#### Source material:
Segment Open
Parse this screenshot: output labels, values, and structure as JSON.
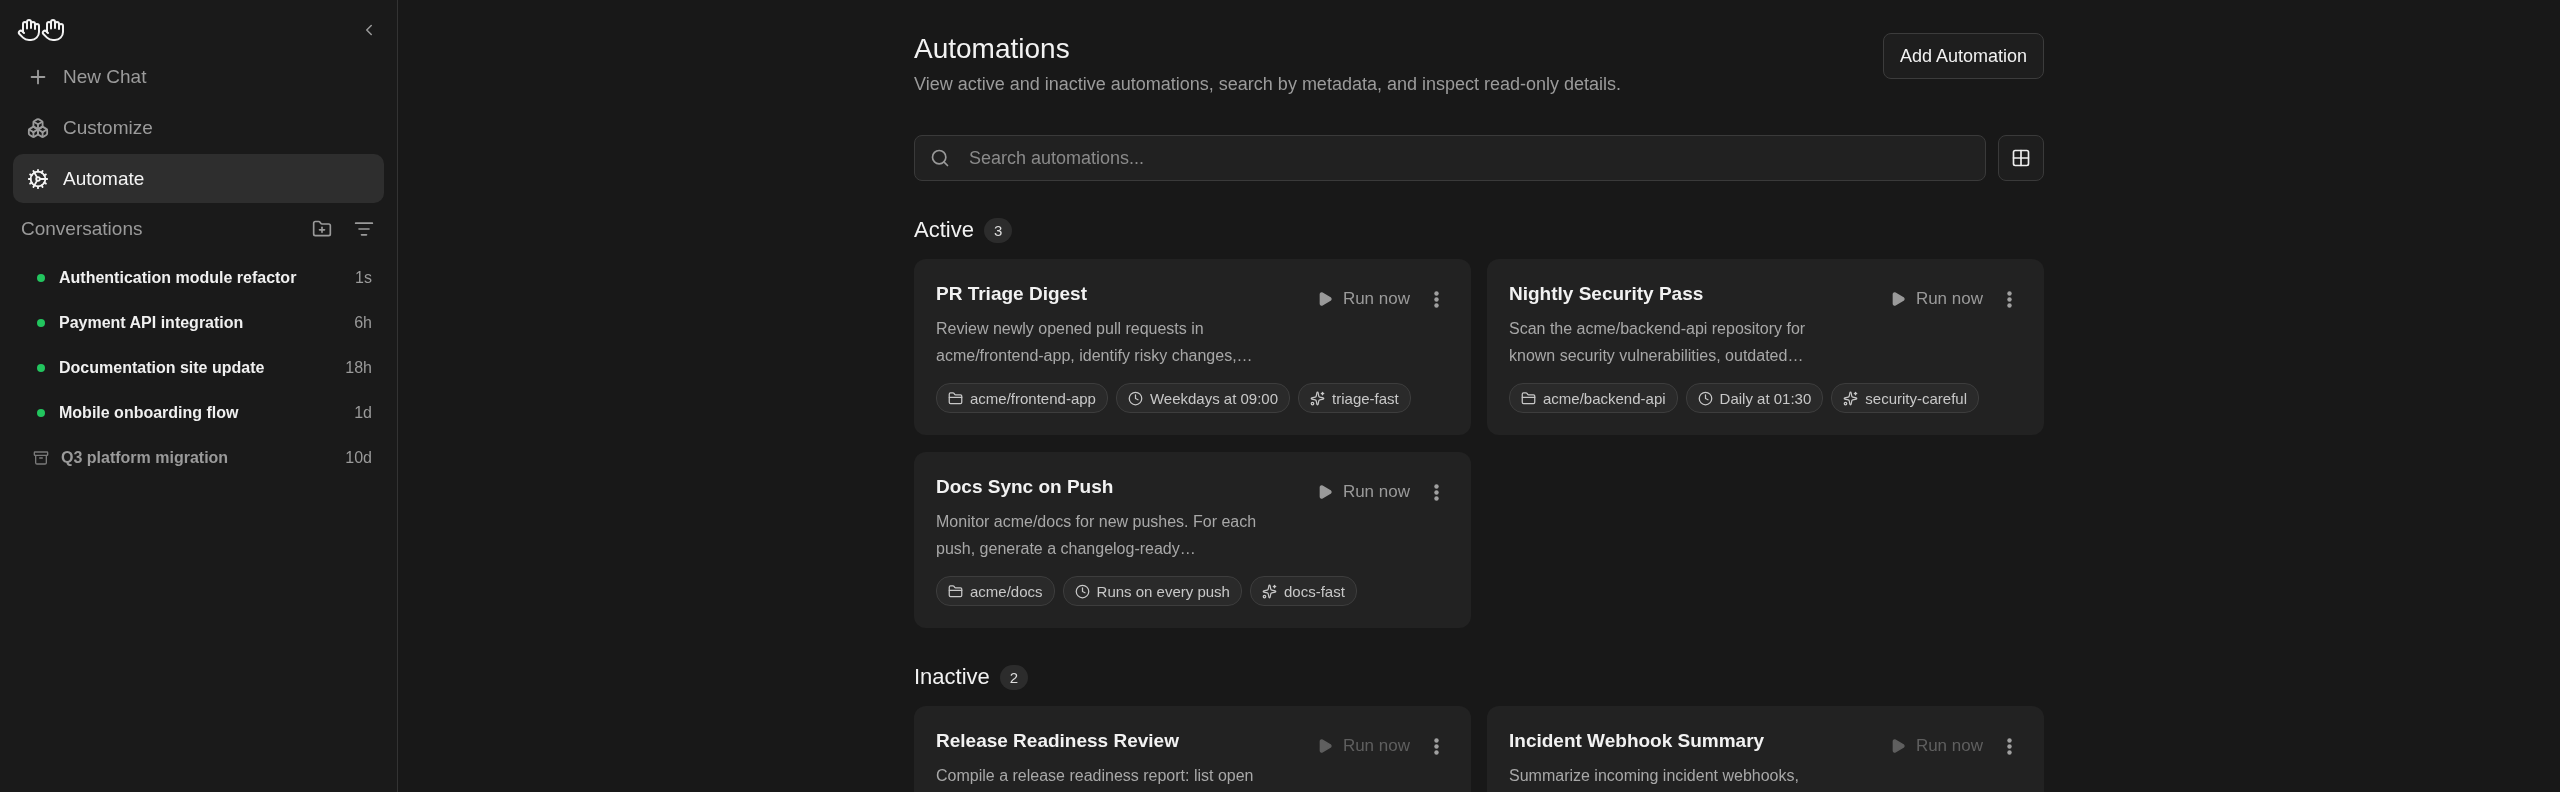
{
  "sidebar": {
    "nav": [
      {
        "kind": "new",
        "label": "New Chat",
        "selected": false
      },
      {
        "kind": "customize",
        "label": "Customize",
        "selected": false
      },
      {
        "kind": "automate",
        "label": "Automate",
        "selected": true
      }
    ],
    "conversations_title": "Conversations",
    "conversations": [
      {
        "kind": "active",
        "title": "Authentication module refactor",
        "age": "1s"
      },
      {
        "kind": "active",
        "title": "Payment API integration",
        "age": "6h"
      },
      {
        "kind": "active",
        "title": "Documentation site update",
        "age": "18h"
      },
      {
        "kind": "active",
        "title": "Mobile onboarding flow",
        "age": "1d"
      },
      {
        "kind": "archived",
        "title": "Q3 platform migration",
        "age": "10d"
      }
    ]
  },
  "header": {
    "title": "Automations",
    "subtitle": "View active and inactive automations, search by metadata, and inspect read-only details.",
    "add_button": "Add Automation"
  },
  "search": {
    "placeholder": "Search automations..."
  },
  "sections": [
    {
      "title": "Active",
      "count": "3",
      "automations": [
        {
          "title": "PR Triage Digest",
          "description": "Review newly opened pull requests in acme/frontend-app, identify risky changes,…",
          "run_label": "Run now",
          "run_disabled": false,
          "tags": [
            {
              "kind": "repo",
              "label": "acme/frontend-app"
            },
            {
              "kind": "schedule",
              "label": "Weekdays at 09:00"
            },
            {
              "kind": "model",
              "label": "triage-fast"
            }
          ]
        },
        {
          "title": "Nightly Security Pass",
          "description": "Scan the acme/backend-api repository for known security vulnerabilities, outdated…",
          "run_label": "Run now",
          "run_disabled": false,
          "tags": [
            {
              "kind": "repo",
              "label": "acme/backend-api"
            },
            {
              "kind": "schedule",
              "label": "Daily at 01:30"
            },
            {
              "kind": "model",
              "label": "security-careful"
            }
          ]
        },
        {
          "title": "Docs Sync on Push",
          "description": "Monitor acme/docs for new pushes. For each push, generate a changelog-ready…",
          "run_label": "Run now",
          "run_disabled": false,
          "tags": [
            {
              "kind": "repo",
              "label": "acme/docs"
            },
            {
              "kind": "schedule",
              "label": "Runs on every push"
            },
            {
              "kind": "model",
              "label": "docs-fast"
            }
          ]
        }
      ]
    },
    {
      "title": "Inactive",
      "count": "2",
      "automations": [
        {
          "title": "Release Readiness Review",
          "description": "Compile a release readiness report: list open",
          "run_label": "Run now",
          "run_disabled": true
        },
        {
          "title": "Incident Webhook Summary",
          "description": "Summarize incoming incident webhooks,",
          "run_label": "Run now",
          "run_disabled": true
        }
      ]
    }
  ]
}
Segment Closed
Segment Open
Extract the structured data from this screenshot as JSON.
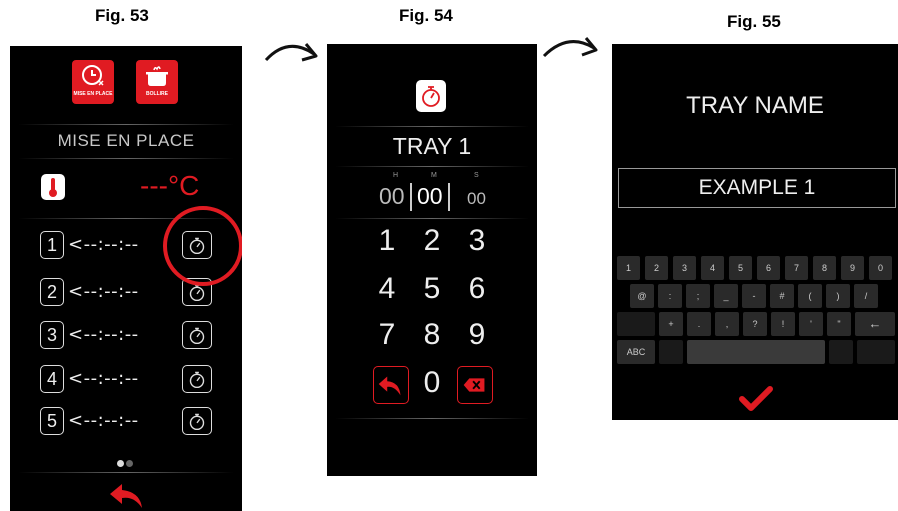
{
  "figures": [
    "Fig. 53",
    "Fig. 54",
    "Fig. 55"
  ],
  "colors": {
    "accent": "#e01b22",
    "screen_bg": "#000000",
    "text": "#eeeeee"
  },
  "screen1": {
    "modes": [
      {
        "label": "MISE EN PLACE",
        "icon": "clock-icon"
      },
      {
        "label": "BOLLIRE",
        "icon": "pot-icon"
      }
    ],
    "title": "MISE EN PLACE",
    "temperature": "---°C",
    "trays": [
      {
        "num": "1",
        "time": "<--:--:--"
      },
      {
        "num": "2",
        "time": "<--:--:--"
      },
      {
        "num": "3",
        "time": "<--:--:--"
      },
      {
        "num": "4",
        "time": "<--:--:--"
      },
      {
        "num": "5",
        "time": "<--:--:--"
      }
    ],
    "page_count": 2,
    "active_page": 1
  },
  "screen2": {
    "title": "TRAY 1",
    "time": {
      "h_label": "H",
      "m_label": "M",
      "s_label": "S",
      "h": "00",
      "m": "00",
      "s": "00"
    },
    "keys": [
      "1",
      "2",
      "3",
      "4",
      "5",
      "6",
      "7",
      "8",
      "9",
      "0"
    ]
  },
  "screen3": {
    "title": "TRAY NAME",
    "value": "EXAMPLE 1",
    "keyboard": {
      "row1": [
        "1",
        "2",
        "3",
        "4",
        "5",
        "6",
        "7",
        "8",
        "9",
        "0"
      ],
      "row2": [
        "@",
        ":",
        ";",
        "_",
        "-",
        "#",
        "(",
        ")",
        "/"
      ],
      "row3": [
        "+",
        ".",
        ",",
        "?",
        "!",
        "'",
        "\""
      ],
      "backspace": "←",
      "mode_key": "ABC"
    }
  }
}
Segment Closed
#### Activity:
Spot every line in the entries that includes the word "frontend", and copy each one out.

#### Written solution:
          "description": "Review newly opened pull requests in acme/frontend-app, identify risky changes,…",
              "label": "acme/frontend-app"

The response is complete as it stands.